The following news items were drawn from the archives of the Mail Tribune 100 years ago.

Nov. 5, 1920

PROGRAM READY ARMISTICE DAY NOVEMBER 11

Armistice Day, November 11th, will always be “a never to be forgotten day” in the hearts of not only the American people but of the whole world. It is a day which should and we trust always will be fittingly celebrated. Medford is going to do her utmost this year to make this great day successful. Her citizens were keenly disappointed when it was thought that Ashland would be given the honor of the day’s celebration, but now that it has been decided that all the festivities will be held in Medford, Armistice Day is to be welcomed with even greater enthusiasm.

Although the time in which to make plans has been limited, the people of Medford and all of Jackson County are promised a holiday which will even surpass November 11th of last year. One of the main features of the big day will be a parade of all the ex-service men and women, in uniform and representatives from all of the Medford lodges, schools and organization have been invited to join in the M. F. and H. building. There will be informal dancing and light refreshments will be served.

The canteen will be open for those who wish to purchase candy, tobacco, etc. Then as a fitting climax to the day will be the annual American Legion military ball which will be held in the American Legion hall in the M. H. and H. building, where the dancing will commence at 8:30 and continue until a late hour. All ex-service men are expected to attend in uniform and it is hoped that their families and friends will help them to make this ball a grand success.

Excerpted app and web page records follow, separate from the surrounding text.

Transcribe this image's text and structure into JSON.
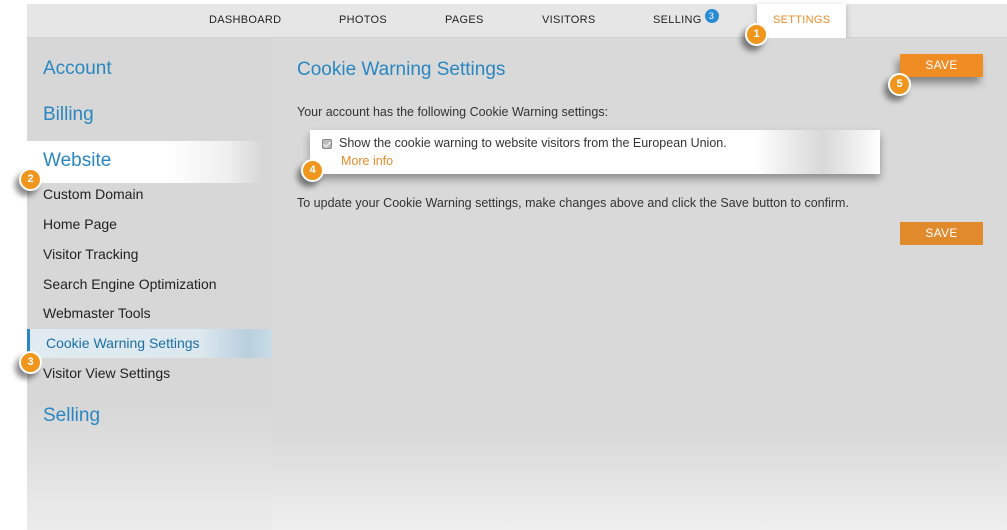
{
  "topnav": {
    "items": [
      {
        "label": "DASHBOARD"
      },
      {
        "label": "PHOTOS"
      },
      {
        "label": "PAGES"
      },
      {
        "label": "VISITORS"
      },
      {
        "label": "SELLING",
        "badge": "3"
      },
      {
        "label": "SETTINGS",
        "active": true
      }
    ]
  },
  "sidebar": {
    "headings": {
      "account": "Account",
      "billing": "Billing",
      "website": "Website",
      "selling": "Selling"
    },
    "items": [
      {
        "label": "Custom Domain"
      },
      {
        "label": "Home Page"
      },
      {
        "label": "Visitor Tracking"
      },
      {
        "label": "Search Engine Optimization"
      },
      {
        "label": "Webmaster Tools"
      },
      {
        "label": "Cookie Warning Settings",
        "active": true
      },
      {
        "label": "Visitor View Settings"
      }
    ]
  },
  "main": {
    "title": "Cookie Warning Settings",
    "intro": "Your account has the following Cookie Warning settings:",
    "cookie_option": {
      "checked": true,
      "label": "Show the cookie warning to website visitors from the European Union.",
      "more_info": "More info"
    },
    "update_text": "To update your Cookie Warning settings, make changes above and click the Save button to confirm.",
    "save_label": "SAVE"
  },
  "callouts": [
    "1",
    "2",
    "3",
    "4",
    "5"
  ],
  "colors": {
    "accent_orange": "#e98d2a",
    "link_blue": "#2a87c1",
    "badge_blue": "#2a8ad4"
  }
}
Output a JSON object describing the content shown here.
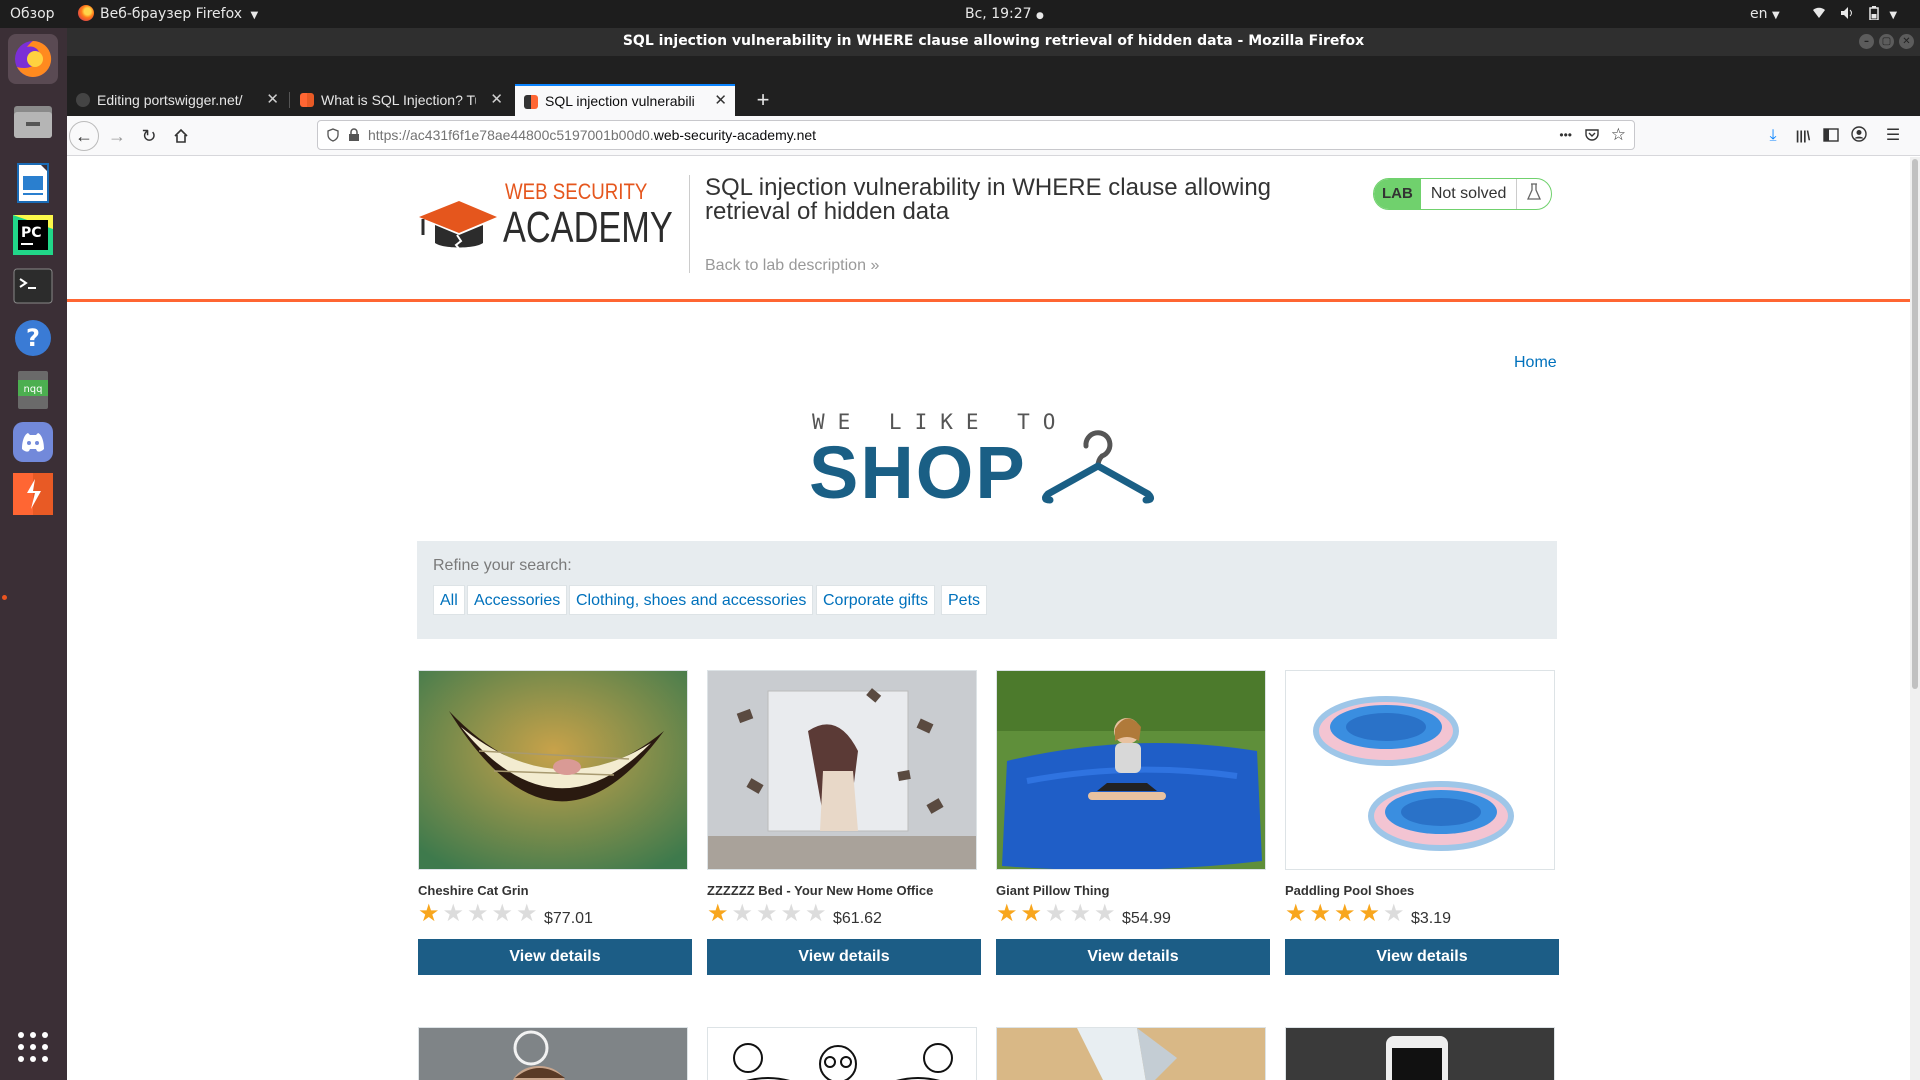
{
  "system_bar": {
    "overview": "Обзор",
    "app_menu": "Веб-браузер Firefox",
    "clock": "Вс, 19:27",
    "language": "en"
  },
  "window": {
    "title": "SQL injection vulnerability in WHERE clause allowing retrieval of hidden data - Mozilla Firefox"
  },
  "tabs": [
    {
      "label": "Editing portswigger.net/",
      "favicon": "github-icon"
    },
    {
      "label": "What is SQL Injection? Tu",
      "favicon": "portswigger-icon"
    },
    {
      "label": "SQL injection vulnerabili",
      "favicon": "portswigger-icon",
      "active": true
    }
  ],
  "urlbar": {
    "prefix": "https://ac431f6f1e78ae44800c5197001b00d0.",
    "domain": "web-security-academy.net",
    "more": "•••"
  },
  "academy": {
    "logo_top": "WEB SECURITY",
    "logo_bottom": "ACADEMY",
    "lab_title": "SQL injection vulnerability in WHERE clause allowing retrieval of hidden data",
    "back_link": "Back to lab description",
    "back_chevron": "»",
    "lab_tag": "LAB",
    "lab_status": "Not solved"
  },
  "nav": {
    "home": "Home"
  },
  "shop_logo": {
    "tagline": "WE LIKE TO",
    "word": "SHOP"
  },
  "refine": {
    "label": "Refine your search:",
    "filters": [
      "All",
      "Accessories",
      "Clothing, shoes and accessories",
      "Corporate gifts",
      "Pets"
    ]
  },
  "products": [
    {
      "name": "Cheshire Cat Grin",
      "rating": 1,
      "price": "$77.01",
      "button": "View details"
    },
    {
      "name": "ZZZZZZ Bed - Your New Home Office",
      "rating": 1,
      "price": "$61.62",
      "button": "View details"
    },
    {
      "name": "Giant Pillow Thing",
      "rating": 2,
      "price": "$54.99",
      "button": "View details"
    },
    {
      "name": "Paddling Pool Shoes",
      "rating": 4,
      "price": "$3.19",
      "button": "View details"
    }
  ],
  "colors": {
    "accent_orange": "#ff6633",
    "link_blue": "#0071bc",
    "button_blue": "#1c5d86",
    "shop_blue": "#1a5f85",
    "star_gold": "#f8a61d",
    "lab_green": "#70d16d"
  }
}
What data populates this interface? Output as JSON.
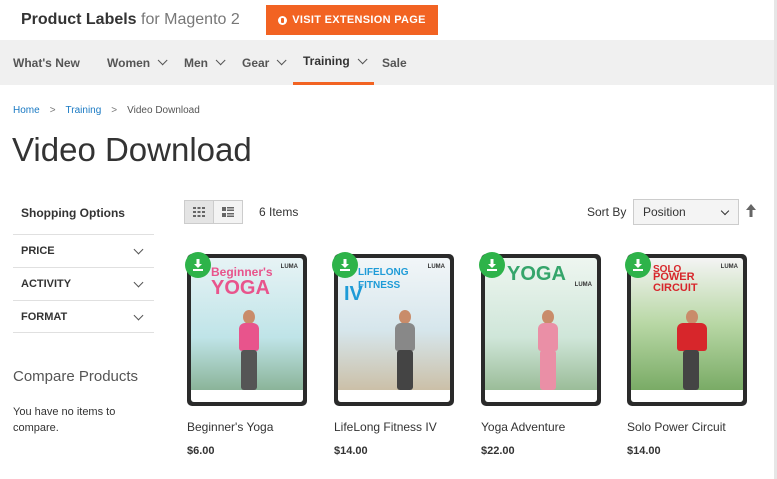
{
  "header": {
    "brand_strong": "Product Labels",
    "brand_light": "for Magento 2",
    "visit_button": "VISIT EXTENSION PAGE"
  },
  "nav": {
    "items": [
      {
        "label": "What's New",
        "dropdown": false
      },
      {
        "label": "Women",
        "dropdown": true
      },
      {
        "label": "Men",
        "dropdown": true
      },
      {
        "label": "Gear",
        "dropdown": true
      },
      {
        "label": "Training",
        "dropdown": true,
        "active": true
      },
      {
        "label": "Sale",
        "dropdown": false
      }
    ]
  },
  "breadcrumb": {
    "home": "Home",
    "training": "Training",
    "current": "Video Download"
  },
  "page_title": "Video Download",
  "sidebar": {
    "title": "Shopping Options",
    "filters": [
      "PRICE",
      "ACTIVITY",
      "FORMAT"
    ],
    "compare_title": "Compare Products",
    "compare_empty": "You have no items to compare."
  },
  "toolbar": {
    "items_count": "6 Items",
    "sort_label": "Sort By",
    "sort_value": "Position"
  },
  "products": [
    {
      "name": "Beginner's Yoga",
      "price": "$6.00",
      "cover_title": "Beginner's",
      "cover_big": "YOGA",
      "cover_bg": "#bfe4e8",
      "accent": "#e8548c"
    },
    {
      "name": "LifeLong Fitness IV",
      "price": "$14.00",
      "cover_title": "LIFELONG FITNESS",
      "cover_big": "IV",
      "cover_bg": "#d6e6ec",
      "accent": "#1e9bd7"
    },
    {
      "name": "Yoga Adventure",
      "price": "$22.00",
      "cover_title": "",
      "cover_big": "YOGA",
      "cover_bg": "#cfe6d9",
      "accent": "#35a56b"
    },
    {
      "name": "Solo Power Circuit",
      "price": "$14.00",
      "cover_title": "SOLO",
      "cover_big": "POWER CIRCUIT",
      "cover_bg": "#8ec07a",
      "accent": "#d7262b"
    }
  ],
  "colors": {
    "accent_orange": "#f26322",
    "download_badge": "#2eb34a",
    "link_blue": "#1979c3"
  },
  "icons": [
    "globe-icon",
    "chevron-down-icon",
    "grid-view-icon",
    "list-view-icon",
    "sort-arrow-up-icon",
    "download-icon"
  ]
}
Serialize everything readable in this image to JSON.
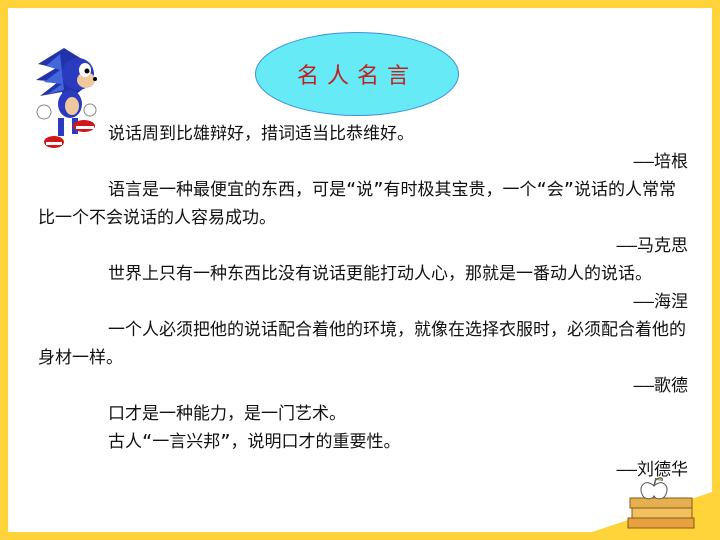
{
  "title": "名人名言",
  "quotes": [
    {
      "text": "说话周到比雄辩好，措词适当比恭维好。",
      "author": "——培根"
    },
    {
      "text": "语言是一种最便宜的东西，可是“说”有时极其宝贵，一个“会”说话的人常常比一个不会说话的人容易成功。",
      "author": "——马克思"
    },
    {
      "text": "世界上只有一种东西比没有说话更能打动人心，那就是一番动人的说话。",
      "author": "——海涅"
    },
    {
      "text": "一个人必须把他的说话配合着他的环境，就像在选择衣服时，必须配合着他的身材一样。",
      "author": "——歌德"
    },
    {
      "text": "口才是一种能力，是一门艺术。",
      "text2": "古人“一言兴邦”，说明口才的重要性。",
      "author": "——刘德华"
    }
  ],
  "colors": {
    "border": "#ffd33a",
    "oval": "#66eaf6",
    "title": "#c02020"
  },
  "icons": {
    "mascot": "sonic-hedgehog-icon",
    "decor": "books-apple-icon"
  }
}
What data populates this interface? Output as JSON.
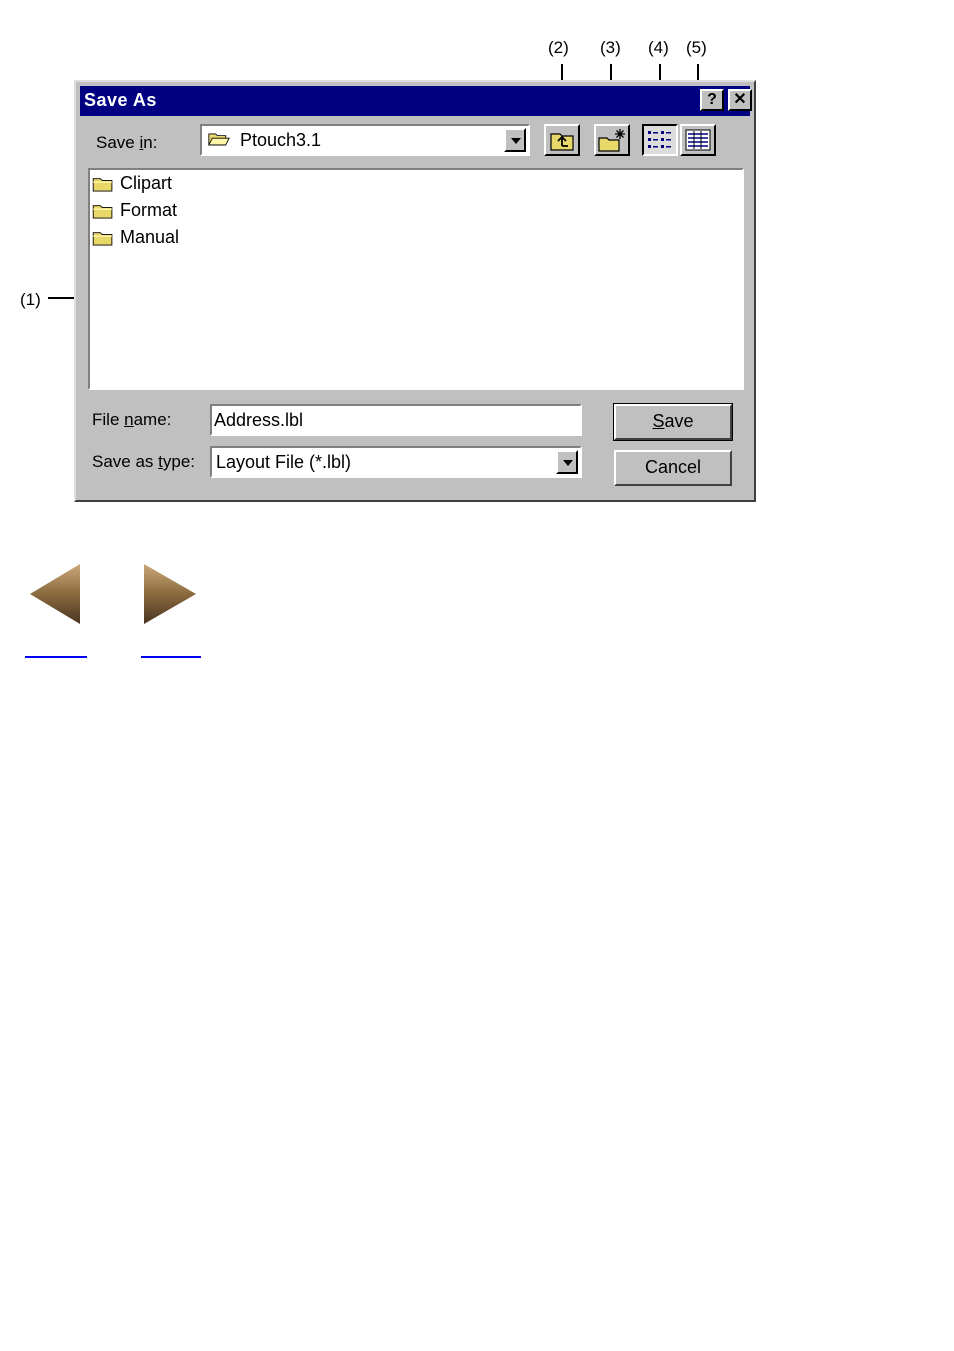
{
  "callouts": {
    "c1": "(1)",
    "c2": "(2)",
    "c3": "(3)",
    "c4": "(4)",
    "c5": "(5)"
  },
  "dialog": {
    "title": "Save As",
    "help_button": "?",
    "close_button": "✕",
    "save_in": {
      "label_pre": "Save ",
      "label_ul": "i",
      "label_post": "n:",
      "value": "Ptouch3.1"
    },
    "files": [
      {
        "name": "Clipart"
      },
      {
        "name": "Format"
      },
      {
        "name": "Manual"
      }
    ],
    "file_name": {
      "label_pre": "File ",
      "label_ul": "n",
      "label_post": "ame:",
      "value": "Address.lbl"
    },
    "save_as_type": {
      "label_pre": "Save as ",
      "label_ul": "t",
      "label_post": "ype:",
      "value": "Layout File (*.lbl)"
    },
    "save_button": {
      "ul": "S",
      "rest": "ave"
    },
    "cancel_button": "Cancel"
  },
  "colors": {
    "titlebar": "#000080",
    "face": "#c0c0c0",
    "arrow": "#8b6a3e",
    "link": "#0000ee"
  },
  "icons": [
    "up-one-level-icon",
    "create-new-folder-icon",
    "list-view-icon",
    "details-view-icon",
    "folder-icon",
    "back-arrow-icon",
    "forward-arrow-icon"
  ]
}
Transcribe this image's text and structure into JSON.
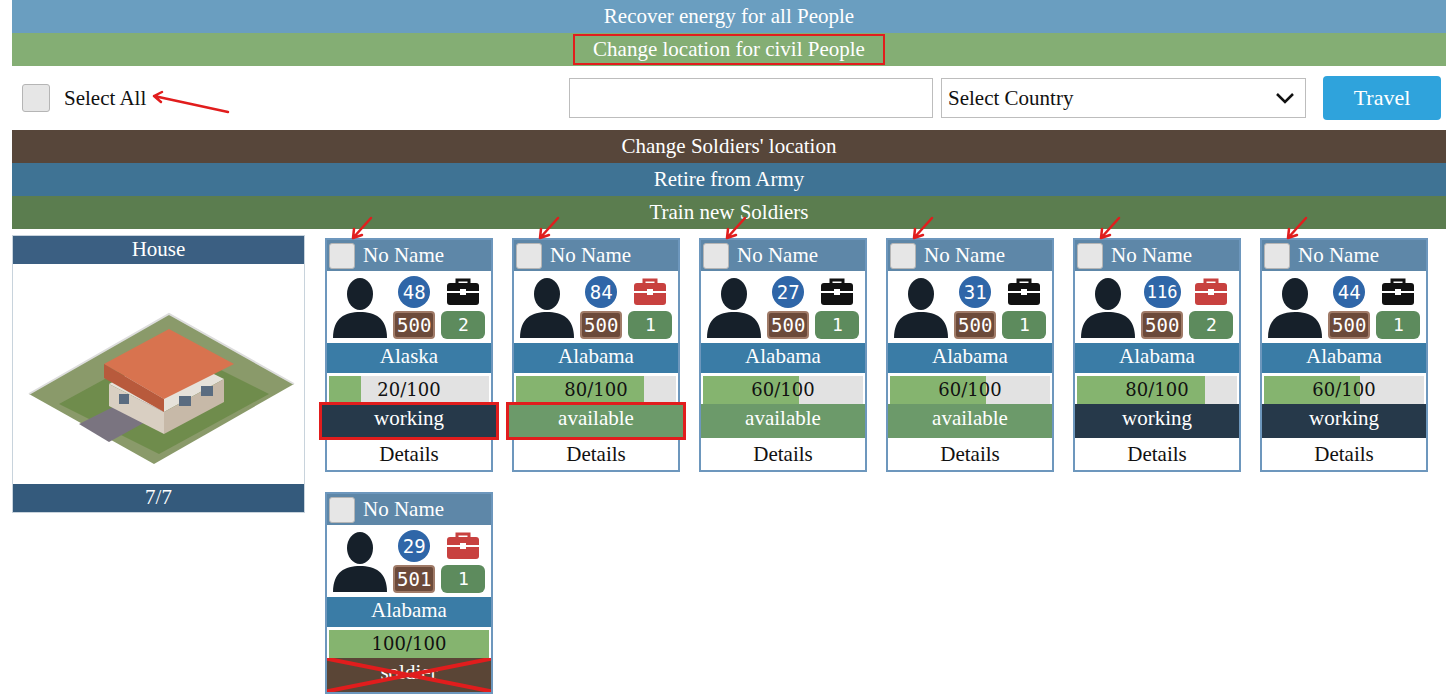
{
  "sections_top": [
    {
      "label": "Recover energy for all People",
      "color": "#6a9ec0",
      "highlighted": false
    },
    {
      "label": "Change location for civil People",
      "color": "#84ae74",
      "highlighted": true
    }
  ],
  "travel_panel": {
    "select_all": {
      "label": "Select All",
      "checked": false,
      "annotated": true
    },
    "search": {
      "value": ""
    },
    "country": {
      "value": "Select Country"
    },
    "button": "Travel"
  },
  "sections_bottom": [
    {
      "label": "Change Soldiers' location",
      "color": "#57463a",
      "highlighted": false
    },
    {
      "label": "Retire from Army",
      "color": "#3f7394",
      "highlighted": false
    },
    {
      "label": "Train new Soldiers",
      "color": "#5b7d4f",
      "highlighted": false
    }
  ],
  "house": {
    "title": "House",
    "count": "7/7"
  },
  "people": [
    {
      "name": "No Name",
      "checked": false,
      "annotated": true,
      "level": "48",
      "bag": {
        "color": "#111111"
      },
      "money": "500",
      "skill": "2",
      "location": "Alaska",
      "energy": {
        "reading": "20/100",
        "level": 0.2
      },
      "status": {
        "label": "working",
        "color": "#26394a",
        "highlighted": true,
        "crossed": false
      },
      "details": "Details"
    },
    {
      "name": "No Name",
      "checked": false,
      "annotated": true,
      "level": "84",
      "bag": {
        "color": "#c8413f"
      },
      "money": "500",
      "skill": "1",
      "location": "Alabama",
      "energy": {
        "reading": "80/100",
        "level": 0.8
      },
      "status": {
        "label": "available",
        "color": "#6c9a6a",
        "highlighted": true,
        "crossed": false
      },
      "details": "Details"
    },
    {
      "name": "No Name",
      "checked": false,
      "annotated": true,
      "level": "27",
      "bag": {
        "color": "#111111"
      },
      "money": "500",
      "skill": "1",
      "location": "Alabama",
      "energy": {
        "reading": "60/100",
        "level": 0.6
      },
      "status": {
        "label": "available",
        "color": "#6c9a6a",
        "highlighted": false,
        "crossed": false
      },
      "details": "Details"
    },
    {
      "name": "No Name",
      "checked": false,
      "annotated": true,
      "level": "31",
      "bag": {
        "color": "#111111"
      },
      "money": "500",
      "skill": "1",
      "location": "Alabama",
      "energy": {
        "reading": "60/100",
        "level": 0.6
      },
      "status": {
        "label": "available",
        "color": "#6c9a6a",
        "highlighted": false,
        "crossed": false
      },
      "details": "Details"
    },
    {
      "name": "No Name",
      "checked": false,
      "annotated": true,
      "level": "116",
      "bag": {
        "color": "#c8413f"
      },
      "money": "500",
      "skill": "2",
      "location": "Alabama",
      "energy": {
        "reading": "80/100",
        "level": 0.8
      },
      "status": {
        "label": "working",
        "color": "#26394a",
        "highlighted": false,
        "crossed": false
      },
      "details": "Details"
    },
    {
      "name": "No Name",
      "checked": false,
      "annotated": true,
      "level": "44",
      "bag": {
        "color": "#111111"
      },
      "money": "500",
      "skill": "1",
      "location": "Alabama",
      "energy": {
        "reading": "60/100",
        "level": 0.6
      },
      "status": {
        "label": "working",
        "color": "#26394a",
        "highlighted": false,
        "crossed": false
      },
      "details": "Details"
    },
    {
      "name": "No Name",
      "checked": false,
      "annotated": false,
      "level": "29",
      "bag": {
        "color": "#c8413f"
      },
      "money": "501",
      "skill": "1",
      "location": "Alabama",
      "energy": {
        "reading": "100/100",
        "level": 1
      },
      "status": {
        "label": "soldier",
        "color": "#5a4536",
        "highlighted": false,
        "crossed": true
      },
      "details": null
    }
  ]
}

WOMAN SHERIFF-ELECT CAN HANDLE CROOKS BUT HUBBY’LL HELP

Roscommon, Mich., Nov. 5.— Mrs. Jane Johnson, 65 years old, mother of three children and sheriff-elect of Roscommon county, today outlined the platform on which she will go into office next January, succeeding Sheriff Johnson, her husband.

“I can land a bad man, or a bad woman myself, if necessary,” she said, “but as a matter of precaution I will appoint my husband deputy. In the intervals between searching for and caring for prisoners I will look after my children — two girls and a boy — and the domestic duties in the county jail.”

Mrs. Johnson added that should it become necessary for her “to arrest a bad man, he will know someone has been after him.”

The sheriff-elect gained her experience from her husband, who has been sheriff for the past six years, and whom she married forty years ago.

— Alissa Corman;acorman@rosebudmedia.com

News from 100 years ago